• What is expected:
Word for word, restate every entry that follows.

:: Records

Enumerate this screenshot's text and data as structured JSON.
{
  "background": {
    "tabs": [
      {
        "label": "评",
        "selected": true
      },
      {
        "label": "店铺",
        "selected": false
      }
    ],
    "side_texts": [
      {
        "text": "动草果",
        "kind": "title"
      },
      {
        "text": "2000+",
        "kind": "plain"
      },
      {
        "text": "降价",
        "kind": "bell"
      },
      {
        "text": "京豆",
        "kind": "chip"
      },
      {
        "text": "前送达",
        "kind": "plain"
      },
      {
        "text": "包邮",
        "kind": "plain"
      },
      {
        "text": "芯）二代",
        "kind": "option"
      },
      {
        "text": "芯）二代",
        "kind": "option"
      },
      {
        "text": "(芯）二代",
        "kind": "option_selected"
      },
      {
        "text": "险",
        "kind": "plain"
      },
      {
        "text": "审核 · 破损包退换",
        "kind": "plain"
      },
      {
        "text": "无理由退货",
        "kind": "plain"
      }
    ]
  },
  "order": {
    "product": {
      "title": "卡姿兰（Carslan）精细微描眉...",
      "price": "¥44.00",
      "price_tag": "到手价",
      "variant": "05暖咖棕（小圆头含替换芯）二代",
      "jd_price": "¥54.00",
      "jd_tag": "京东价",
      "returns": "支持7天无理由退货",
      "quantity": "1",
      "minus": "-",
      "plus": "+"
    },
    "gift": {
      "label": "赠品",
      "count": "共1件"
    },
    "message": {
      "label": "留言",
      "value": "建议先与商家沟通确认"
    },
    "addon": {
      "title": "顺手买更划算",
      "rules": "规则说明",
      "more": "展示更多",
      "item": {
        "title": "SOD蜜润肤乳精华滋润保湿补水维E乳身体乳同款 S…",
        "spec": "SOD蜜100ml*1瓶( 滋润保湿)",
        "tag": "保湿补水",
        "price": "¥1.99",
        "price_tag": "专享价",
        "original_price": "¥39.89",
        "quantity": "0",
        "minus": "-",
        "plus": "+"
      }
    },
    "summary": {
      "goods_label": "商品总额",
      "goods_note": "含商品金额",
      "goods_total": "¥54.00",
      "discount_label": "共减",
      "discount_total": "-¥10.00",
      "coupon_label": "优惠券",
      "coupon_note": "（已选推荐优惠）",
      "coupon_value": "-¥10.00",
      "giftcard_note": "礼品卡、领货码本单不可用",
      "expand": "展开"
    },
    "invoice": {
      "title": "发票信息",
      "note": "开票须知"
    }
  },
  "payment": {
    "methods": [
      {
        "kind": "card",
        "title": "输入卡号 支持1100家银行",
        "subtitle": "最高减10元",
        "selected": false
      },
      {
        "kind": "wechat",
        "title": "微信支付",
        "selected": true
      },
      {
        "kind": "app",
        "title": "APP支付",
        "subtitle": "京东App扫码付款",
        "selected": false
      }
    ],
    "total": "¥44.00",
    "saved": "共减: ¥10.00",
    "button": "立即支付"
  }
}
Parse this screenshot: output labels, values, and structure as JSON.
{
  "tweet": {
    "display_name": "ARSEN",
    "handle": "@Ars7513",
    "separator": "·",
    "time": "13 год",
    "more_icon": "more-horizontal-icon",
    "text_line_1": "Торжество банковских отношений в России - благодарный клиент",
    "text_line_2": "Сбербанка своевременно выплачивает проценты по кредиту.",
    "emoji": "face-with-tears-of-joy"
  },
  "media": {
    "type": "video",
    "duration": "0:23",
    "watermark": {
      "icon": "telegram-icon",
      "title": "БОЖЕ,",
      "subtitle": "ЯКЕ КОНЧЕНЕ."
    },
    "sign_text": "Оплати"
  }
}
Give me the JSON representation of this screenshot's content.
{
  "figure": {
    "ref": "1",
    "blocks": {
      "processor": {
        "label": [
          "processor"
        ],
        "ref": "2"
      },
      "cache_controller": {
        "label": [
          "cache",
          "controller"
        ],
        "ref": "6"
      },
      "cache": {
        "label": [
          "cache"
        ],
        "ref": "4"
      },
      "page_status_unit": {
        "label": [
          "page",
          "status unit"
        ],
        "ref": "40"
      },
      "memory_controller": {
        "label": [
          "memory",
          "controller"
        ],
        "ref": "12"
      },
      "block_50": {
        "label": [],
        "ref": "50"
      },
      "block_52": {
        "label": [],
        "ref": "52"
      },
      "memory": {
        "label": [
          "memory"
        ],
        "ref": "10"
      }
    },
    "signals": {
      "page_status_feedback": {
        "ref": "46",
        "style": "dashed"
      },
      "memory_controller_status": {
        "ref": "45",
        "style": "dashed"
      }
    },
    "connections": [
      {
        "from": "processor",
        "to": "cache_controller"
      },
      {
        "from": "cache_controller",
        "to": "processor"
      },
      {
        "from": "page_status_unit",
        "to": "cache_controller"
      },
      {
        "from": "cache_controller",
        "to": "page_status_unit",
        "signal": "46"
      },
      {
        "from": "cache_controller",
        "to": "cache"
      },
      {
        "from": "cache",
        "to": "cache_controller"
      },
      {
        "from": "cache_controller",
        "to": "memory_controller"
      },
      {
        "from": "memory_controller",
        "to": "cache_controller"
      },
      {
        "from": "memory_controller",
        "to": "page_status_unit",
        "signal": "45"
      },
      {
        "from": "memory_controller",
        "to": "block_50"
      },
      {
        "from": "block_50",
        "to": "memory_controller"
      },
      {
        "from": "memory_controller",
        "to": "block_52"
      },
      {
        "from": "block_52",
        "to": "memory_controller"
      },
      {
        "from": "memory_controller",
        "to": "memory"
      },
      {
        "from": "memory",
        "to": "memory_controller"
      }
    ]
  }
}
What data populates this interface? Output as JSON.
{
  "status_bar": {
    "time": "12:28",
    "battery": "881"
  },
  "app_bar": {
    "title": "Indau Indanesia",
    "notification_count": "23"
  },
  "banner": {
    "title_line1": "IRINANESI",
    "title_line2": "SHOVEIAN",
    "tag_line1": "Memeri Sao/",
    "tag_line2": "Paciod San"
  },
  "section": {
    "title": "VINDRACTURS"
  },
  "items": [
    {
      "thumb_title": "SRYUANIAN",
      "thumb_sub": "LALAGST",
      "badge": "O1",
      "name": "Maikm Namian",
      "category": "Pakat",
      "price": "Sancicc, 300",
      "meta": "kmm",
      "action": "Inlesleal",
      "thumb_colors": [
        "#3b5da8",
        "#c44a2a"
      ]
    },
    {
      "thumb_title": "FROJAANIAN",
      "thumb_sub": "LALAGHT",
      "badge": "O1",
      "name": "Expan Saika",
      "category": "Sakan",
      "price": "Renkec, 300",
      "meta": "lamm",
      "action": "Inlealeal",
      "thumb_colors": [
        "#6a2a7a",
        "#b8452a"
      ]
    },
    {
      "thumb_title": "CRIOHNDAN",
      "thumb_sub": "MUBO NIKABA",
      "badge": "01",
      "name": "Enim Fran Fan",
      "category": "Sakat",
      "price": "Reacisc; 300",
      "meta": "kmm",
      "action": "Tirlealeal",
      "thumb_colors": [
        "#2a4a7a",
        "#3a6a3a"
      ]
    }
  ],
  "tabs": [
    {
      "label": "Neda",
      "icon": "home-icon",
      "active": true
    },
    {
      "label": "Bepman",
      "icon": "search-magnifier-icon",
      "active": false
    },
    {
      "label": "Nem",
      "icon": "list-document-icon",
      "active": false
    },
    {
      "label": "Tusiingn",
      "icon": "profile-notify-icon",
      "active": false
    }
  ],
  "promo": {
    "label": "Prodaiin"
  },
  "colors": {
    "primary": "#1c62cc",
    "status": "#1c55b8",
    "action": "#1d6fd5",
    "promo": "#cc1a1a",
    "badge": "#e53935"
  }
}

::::

• Finished task:
Enumerate this screenshot's text and data as structured JSON.
{
  "background": {
    "tabs": [
      {
        "label": "评",
        "selected": true
      },
      {
        "label": "店铺",
        "selected": false
      }
    ],
    "side_texts": [
      {
        "text": "动草果",
        "kind": "title"
      },
      {
        "text": "2000+",
        "kind": "plain"
      },
      {
        "text": "降价",
        "kind": "bell"
      },
      {
        "text": "京豆",
        "kind": "chip"
      },
      {
        "text": "前送达",
        "kind": "plain"
      },
      {
        "text": "包邮",
        "kind": "plain"
      },
      {
        "text": "芯）二代",
        "kind": "option"
      },
      {
        "text": "芯）二代",
        "kind": "option"
      },
      {
        "text": "(芯）二代",
        "kind": "option_selected"
      },
      {
        "text": "险",
        "kind": "plain"
      },
      {
        "text": "审核 · 破损包退换",
        "kind": "plain"
      },
      {
        "text": "无理由退货",
        "kind": "plain"
      }
    ]
  },
  "order": {
    "product": {
      "title": "卡姿兰（Carslan）精细微描眉...",
      "price": "¥44.00",
      "price_tag": "到手价",
      "variant": "05暖咖棕（小圆头含替换芯）二代",
      "jd_price": "¥54.00",
      "jd_tag": "京东价",
      "returns": "支持7天无理由退货",
      "quantity": "1",
      "minus": "-",
      "plus": "+"
    },
    "gift": {
      "label": "赠品",
      "count": "共1件"
    },
    "message": {
      "label": "留言",
      "value": "建议先与商家沟通确认"
    },
    "addon": {
      "title": "顺手买更划算",
      "rules": "规则说明",
      "more": "展示更多",
      "item": {
        "title": "SOD蜜润肤乳精华滋润保湿补水维E乳身体乳同款 S…",
        "spec": "SOD蜜100ml*1瓶( 滋润保湿)",
        "tag": "保湿补水",
        "price": "¥1.99",
        "price_tag": "专享价",
        "original_price": "¥39.89",
        "quantity": "0",
        "minus": "-",
        "plus": "+"
      }
    },
    "summary": {
      "goods_label": "商品总额",
      "goods_note": "含商品金额",
      "goods_total": "¥54.00",
      "discount_label": "共减",
      "discount_total": "-¥10.00",
      "coupon_label": "优惠券",
      "coupon_note": "（已选推荐优惠）",
      "coupon_value": "-¥10.00",
      "giftcard_note": "礼品卡、领货码本单不可用",
      "expand": "展开"
    },
    "invoice": {
      "title": "发票信息",
      "note": "开票须知"
    }
  },
  "payment": {
    "methods": [
      {
        "kind": "card",
        "title": "输入卡号 支持1100家银行",
        "subtitle": "最高减10元",
        "selected": false
      },
      {
        "kind": "wechat",
        "title": "微信支付",
        "selected": true
      },
      {
        "kind": "app",
        "title": "APP支付",
        "subtitle": "京东App扫码付款",
        "selected": false
      }
    ],
    "total": "¥44.00",
    "saved": "共减: ¥10.00",
    "button": "立即支付"
  }
}
Parse this screenshot: output labels, values, and structure as JSON.
{
  "tweet": {
    "display_name": "ARSEN",
    "handle": "@Ars7513",
    "separator": "·",
    "time": "13 год",
    "more_icon": "more-horizontal-icon",
    "text_line_1": "Торжество банковских отношений в России - благодарный клиент",
    "text_line_2": "Сбербанка своевременно выплачивает проценты по кредиту.",
    "emoji": "face-with-tears-of-joy"
  },
  "media": {
    "type": "video",
    "duration": "0:23",
    "watermark": {
      "icon": "telegram-icon",
      "title": "БОЖЕ,",
      "subtitle": "ЯКЕ КОНЧЕНЕ."
    },
    "sign_text": "Оплати"
  }
}
Give me the JSON representation of this screenshot's content.
{
  "figure": {
    "ref": "1",
    "blocks": {
      "processor": {
        "label": [
          "processor"
        ],
        "ref": "2"
      },
      "cache_controller": {
        "label": [
          "cache",
          "controller"
        ],
        "ref": "6"
      },
      "cache": {
        "label": [
          "cache"
        ],
        "ref": "4"
      },
      "page_status_unit": {
        "label": [
          "page",
          "status unit"
        ],
        "ref": "40"
      },
      "memory_controller": {
        "label": [
          "memory",
          "controller"
        ],
        "ref": "12"
      },
      "block_50": {
        "label": [],
        "ref": "50"
      },
      "block_52": {
        "label": [],
        "ref": "52"
      },
      "memory": {
        "label": [
          "memory"
        ],
        "ref": "10"
      }
    },
    "signals": {
      "page_status_feedback": {
        "ref": "46",
        "style": "dashed"
      },
      "memory_controller_status": {
        "ref": "45",
        "style": "dashed"
      }
    },
    "connections": [
      {
        "from": "processor",
        "to": "cache_controller"
      },
      {
        "from": "cache_controller",
        "to": "processor"
      },
      {
        "from": "page_status_unit",
        "to": "cache_controller"
      },
      {
        "from": "cache_controller",
        "to": "page_status_unit",
        "signal": "46"
      },
      {
        "from": "cache_controller",
        "to": "cache"
      },
      {
        "from": "cache",
        "to": "cache_controller"
      },
      {
        "from": "cache_controller",
        "to": "memory_controller"
      },
      {
        "from": "memory_controller",
        "to": "cache_controller"
      },
      {
        "from": "memory_controller",
        "to": "page_status_unit",
        "signal": "45"
      },
      {
        "from": "memory_controller",
        "to": "block_50"
      },
      {
        "from": "block_50",
        "to": "memory_controller"
      },
      {
        "from": "memory_controller",
        "to": "block_52"
      },
      {
        "from": "block_52",
        "to": "memory_controller"
      },
      {
        "from": "memory_controller",
        "to": "memory"
      },
      {
        "from": "memory",
        "to": "memory_controller"
      }
    ]
  }
}
What data populates this interface? Output as JSON.
{
  "status_bar": {
    "time": "12:28",
    "battery": "881"
  },
  "app_bar": {
    "title": "Indau Indanesia",
    "notification_count": "23"
  },
  "banner": {
    "title_line1": "IRINANESI",
    "title_line2": "SHOVEIAN",
    "tag_line1": "Memeri Sao/",
    "tag_line2": "Paciod San"
  },
  "section": {
    "title": "VINDRACTURS"
  },
  "items": [
    {
      "thumb_title": "SRYUANIAN",
      "thumb_sub": "LALAGST",
      "badge": "O1",
      "name": "Maikm Namian",
      "category": "Pakat",
      "price": "Sancicc, 300",
      "meta": "kmm",
      "action": "Inlesleal",
      "thumb_colors": [
        "#3b5da8",
        "#c44a2a"
      ]
    },
    {
      "thumb_title": "FROJAANIAN",
      "thumb_sub": "LALAGHT",
      "badge": "O1",
      "name": "Expan Saika",
      "category": "Sakan",
      "price": "Renkec, 300",
      "meta": "lamm",
      "action": "Inlealeal",
      "thumb_colors": [
        "#6a2a7a",
        "#b8452a"
      ]
    },
    {
      "thumb_title": "CRIOHNDAN",
      "thumb_sub": "MUBO NIKABA",
      "badge": "01",
      "name": "Enim Fran Fan",
      "category": "Sakat",
      "price": "Reacisc; 300",
      "meta": "kmm",
      "action": "Tirlealeal",
      "thumb_colors": [
        "#2a4a7a",
        "#3a6a3a"
      ]
    }
  ],
  "tabs": [
    {
      "label": "Neda",
      "icon": "home-icon",
      "active": true
    },
    {
      "label": "Bepman",
      "icon": "search-magnifier-icon",
      "active": false
    },
    {
      "label": "Nem",
      "icon": "list-document-icon",
      "active": false
    },
    {
      "label": "Tusiingn",
      "icon": "profile-notify-icon",
      "active": false
    }
  ],
  "promo": {
    "label": "Prodaiin"
  },
  "colors": {
    "primary": "#1c62cc",
    "status": "#1c55b8",
    "action": "#1d6fd5",
    "promo": "#cc1a1a",
    "badge": "#e53935"
  }
}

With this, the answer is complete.